Heading into a new year, let's take a look at some traditions observed in Japan over the oshougatsu (New Year) period. This is a time for family, much like Christmas is in the West, and a time for renewal, a time to give thanks, and time to pray for the year to come.
Let's start with some of the food enjoyed at New Year.
Toshikoshi soba (buckwheat noodles) is traditionally eaten on the evening of December 31st. However, depending on the area or on family traditions, this may vary. That said, as toshikoshi soba is believed to cut away bad luck, it's not considered a good idea to continue eating it from New Year's Eve into the early hours of New Year's Day. Not only that but leftovers of the dish are also said to have a negative impact on one's luck with finances, so perhaps cut down on the portion size if you're planning on partaking in some leftovers!
Then there's osechi ryori (often shortened to just osechi). What's New Year's in Japan without it?! It's a New Year's feast of delicately prepared food, enjoyed with family or friends and usually served in beautiful, stacked lacquer boxes known as jubako.
Now, don't for one moment think that this is some hotchpodge of food thrown together. No way! Osechifeatures food that is auspicious, and every item has a symbolic meaning. And, because the custom of eating osechi began before the advent of refrigeration, many traditional osechi staples can be preserved and kept for several days–for example, nimono, vegetables simmered in sugar, soy sauce, and mirin (rice wine used for cooking), as well as items cured in vinegar or salt.
There are too many osechi items to list here but a few include kazunoko (pickled herring roe)
Not only is osechi a feast for the stomach but one for the eyes too! It really is a delight to look at due to its beautiful and colorful presentation.
Now, before tucking into this feast, one needs to make sure their nengajo–postcards sent as a New Year’s greeting–have been sent.
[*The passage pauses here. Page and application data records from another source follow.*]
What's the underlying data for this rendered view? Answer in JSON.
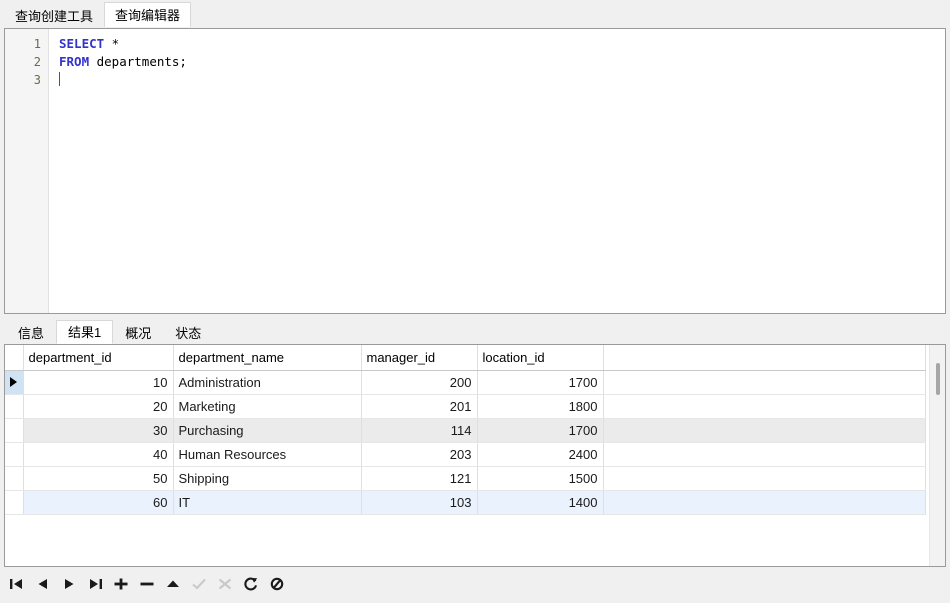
{
  "editor_tabs": [
    {
      "label": "查询创建工具",
      "active": false
    },
    {
      "label": "查询编辑器",
      "active": true
    }
  ],
  "sql_editor": {
    "lines": [
      {
        "number": "1",
        "keyword": "SELECT",
        "rest": " *"
      },
      {
        "number": "2",
        "keyword": "FROM",
        "rest": " departments;"
      },
      {
        "number": "3",
        "keyword": "",
        "rest": ""
      }
    ]
  },
  "result_tabs": [
    {
      "label": "信息",
      "active": false
    },
    {
      "label": "结果1",
      "active": true
    },
    {
      "label": "概况",
      "active": false
    },
    {
      "label": "状态",
      "active": false
    }
  ],
  "grid": {
    "columns": [
      "department_id",
      "department_name",
      "manager_id",
      "location_id"
    ],
    "selected_column": "department_id",
    "rows": [
      {
        "department_id": "10",
        "department_name": "Administration",
        "manager_id": "200",
        "location_id": "1700",
        "style": "current"
      },
      {
        "department_id": "20",
        "department_name": "Marketing",
        "manager_id": "201",
        "location_id": "1800",
        "style": "normal"
      },
      {
        "department_id": "30",
        "department_name": "Purchasing",
        "manager_id": "114",
        "location_id": "1700",
        "style": "alt"
      },
      {
        "department_id": "40",
        "department_name": "Human Resources",
        "manager_id": "203",
        "location_id": "2400",
        "style": "normal"
      },
      {
        "department_id": "50",
        "department_name": "Shipping",
        "manager_id": "121",
        "location_id": "1500",
        "style": "normal"
      },
      {
        "department_id": "60",
        "department_name": "IT",
        "manager_id": "103",
        "location_id": "1400",
        "style": "hl"
      }
    ]
  },
  "navigator": {
    "buttons": [
      {
        "name": "first-record-icon",
        "enabled": true
      },
      {
        "name": "previous-record-icon",
        "enabled": true
      },
      {
        "name": "next-record-icon",
        "enabled": true
      },
      {
        "name": "last-record-icon",
        "enabled": true
      },
      {
        "name": "add-record-icon",
        "enabled": true
      },
      {
        "name": "delete-record-icon",
        "enabled": true
      },
      {
        "name": "edit-record-icon",
        "enabled": true
      },
      {
        "name": "apply-changes-icon",
        "enabled": false
      },
      {
        "name": "discard-changes-icon",
        "enabled": false
      },
      {
        "name": "refresh-icon",
        "enabled": true
      },
      {
        "name": "stop-icon",
        "enabled": true
      }
    ]
  },
  "colors": {
    "keyword": "#3333cc",
    "selected_header": "#cfe3f5",
    "alt_row": "#ebebeb",
    "highlight_row": "#eaf3fd"
  }
}
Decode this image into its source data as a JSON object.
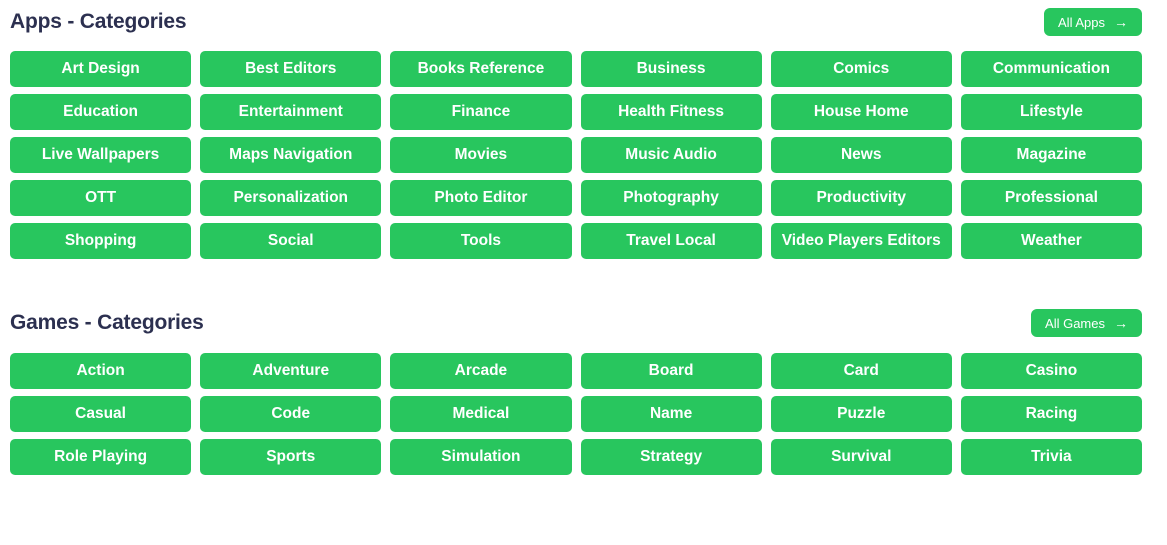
{
  "apps_section": {
    "title": "Apps - Categories",
    "all_button": {
      "label": "All Apps",
      "arrow": "→"
    },
    "categories": [
      "Art Design",
      "Best Editors",
      "Books Reference",
      "Business",
      "Comics",
      "Communication",
      "Education",
      "Entertainment",
      "Finance",
      "Health Fitness",
      "House Home",
      "Lifestyle",
      "Live Wallpapers",
      "Maps Navigation",
      "Movies",
      "Music Audio",
      "News",
      "Magazine",
      "OTT",
      "Personalization",
      "Photo Editor",
      "Photography",
      "Productivity",
      "Professional",
      "Shopping",
      "Social",
      "Tools",
      "Travel Local",
      "Video Players Editors",
      "Weather"
    ]
  },
  "games_section": {
    "title": "Games - Categories",
    "all_button": {
      "label": "All Games",
      "arrow": "→"
    },
    "categories": [
      "Action",
      "Adventure",
      "Arcade",
      "Board",
      "Card",
      "Casino",
      "Casual",
      "Code",
      "Medical",
      "Name",
      "Puzzle",
      "Racing",
      "Role Playing",
      "Sports",
      "Simulation",
      "Strategy",
      "Survival",
      "Trivia"
    ]
  },
  "colors": {
    "tile_green": "#28c65e",
    "heading_navy": "#2c3050",
    "tile_text": "#ffffff",
    "page_background": "#ffffff"
  }
}
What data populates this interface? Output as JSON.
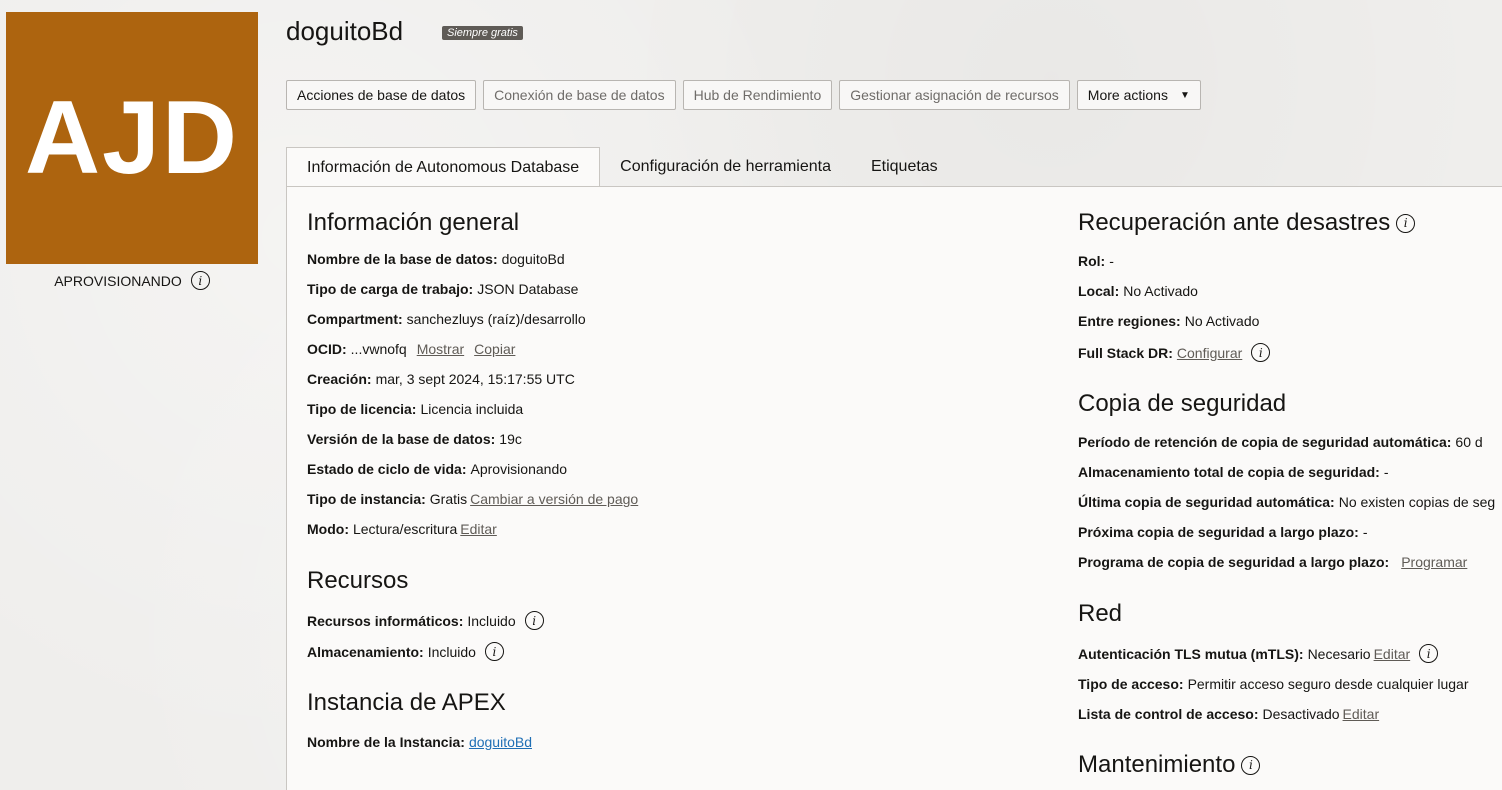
{
  "logo": {
    "text": "AJD",
    "color": "#ad640f"
  },
  "status": {
    "label": "APROVISIONANDO"
  },
  "header": {
    "title": "doguitoBd",
    "badge": "Siempre gratis"
  },
  "toolbar": {
    "buttons": [
      "Acciones de base de datos",
      "Conexión de base de datos",
      "Hub de Rendimiento",
      "Gestionar asignación de recursos",
      "More actions"
    ]
  },
  "tabs": [
    "Información de Autonomous Database",
    "Configuración de herramienta",
    "Etiquetas"
  ],
  "general": {
    "heading": "Información general",
    "db_name": {
      "label": "Nombre de la base de datos:",
      "value": "doguitoBd"
    },
    "workload": {
      "label": "Tipo de carga de trabajo:",
      "value": "JSON Database"
    },
    "compartment": {
      "label": "Compartment:",
      "value": "sanchezluys (raíz)/desarrollo"
    },
    "ocid": {
      "label": "OCID:",
      "value": "...vwnofq",
      "show": "Mostrar",
      "copy": "Copiar"
    },
    "created": {
      "label": "Creación:",
      "value": "mar, 3 sept 2024, 15:17:55 UTC"
    },
    "license": {
      "label": "Tipo de licencia:",
      "value": "Licencia incluida"
    },
    "version": {
      "label": "Versión de la base de datos:",
      "value": "19c"
    },
    "lifecycle": {
      "label": "Estado de ciclo de vida:",
      "value": "Aprovisionando"
    },
    "instance_type": {
      "label": "Tipo de instancia:",
      "value": "Gratis",
      "link": "Cambiar a versión de pago"
    },
    "mode": {
      "label": "Modo:",
      "value": "Lectura/escritura",
      "link": "Editar"
    }
  },
  "resources": {
    "heading": "Recursos",
    "compute": {
      "label": "Recursos informáticos:",
      "value": "Incluido"
    },
    "storage": {
      "label": "Almacenamiento:",
      "value": "Incluido"
    }
  },
  "apex": {
    "heading": "Instancia de APEX",
    "name": {
      "label": "Nombre de la Instancia:",
      "value": "doguitoBd"
    }
  },
  "dr": {
    "heading": "Recuperación ante desastres",
    "role": {
      "label": "Rol:",
      "value": "-"
    },
    "local": {
      "label": "Local:",
      "value": "No Activado"
    },
    "cross": {
      "label": "Entre regiones:",
      "value": "No Activado"
    },
    "fsdr": {
      "label": "Full Stack DR:",
      "link": "Configurar"
    }
  },
  "backup": {
    "heading": "Copia de seguridad",
    "retention": {
      "label": "Período de retención de copia de seguridad automática:",
      "value": "60 d"
    },
    "total": {
      "label": "Almacenamiento total de copia de seguridad:",
      "value": "-"
    },
    "last": {
      "label": "Última copia de seguridad automática:",
      "value": "No existen copias de seg"
    },
    "next": {
      "label": "Próxima copia de seguridad a largo plazo:",
      "value": "-"
    },
    "schedule": {
      "label": "Programa de copia de seguridad a largo plazo:",
      "link": "Programar"
    }
  },
  "network": {
    "heading": "Red",
    "mtls": {
      "label": "Autenticación TLS mutua (mTLS):",
      "value": "Necesario",
      "link": "Editar"
    },
    "access": {
      "label": "Tipo de acceso:",
      "value": "Permitir acceso seguro desde cualquier lugar"
    },
    "acl": {
      "label": "Lista de control de acceso:",
      "value": "Desactivado",
      "link": "Editar"
    }
  },
  "maintenance": {
    "heading": "Mantenimiento"
  },
  "icons": {
    "info": "info-icon",
    "caret": "caret-down-icon"
  }
}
Nengajo for 2022 will most likely be adorned with tiger images, with 2022 being the Year of the Tiger. And also, be sure your osoji (“big cleaning”) has been completed before the clocks tick over into 2022. Osoji involves discarding anything old or no longer necessary. With a nice, clean home one can begin the year afresh–a clean home adorned with traditional New Year decorations including a kadomatsu(three bamboo shoots with pine and plum branches, placed at the entrance of homes, serving as a temporary abode for Shinto gods who come to bless humans); a shimekazari (a wreath-like decoration hung on doors to attract good fortune and ward off evil spirits);
Now, if you’re an early bird, why not find yourself a scenic spot and watch the hatsuhinode, the first sunrise of the year? Of course, this too, it goes without saying, is symbolic and welcomes in another year with wishes for a bountiful harvest, plentiful food, and blessings from one’s ancestors. Before or after hatsuhinode you might enjoy another “hatsu”–hatsumode. The first few days of January see Japan’s shrines and temples bustling with people making their yearly pilgrimage for their first shrine or temple visit of the year, hatsumode. It’s a time to pray, to purchase omamori (lucky charms), and draw omikuji (fortune slips). And, while at a temple at this time you may hear the joya no kane, the ringing of the bells. At midnight on December 31st, Buddhist temples ring their temple bells 108 times to welcome in the New Year. Why 108 times? Well, according to Buddhist belief there are 108 worldly desires that lead to suffering. So, it’s believed this many rings will remove these negative emotions and purify people for the New Year.
Speaking of desires, whatever they may be, we wish you all the best for 2022 and send you a heartfelt akemashite omedetou gozaimasu!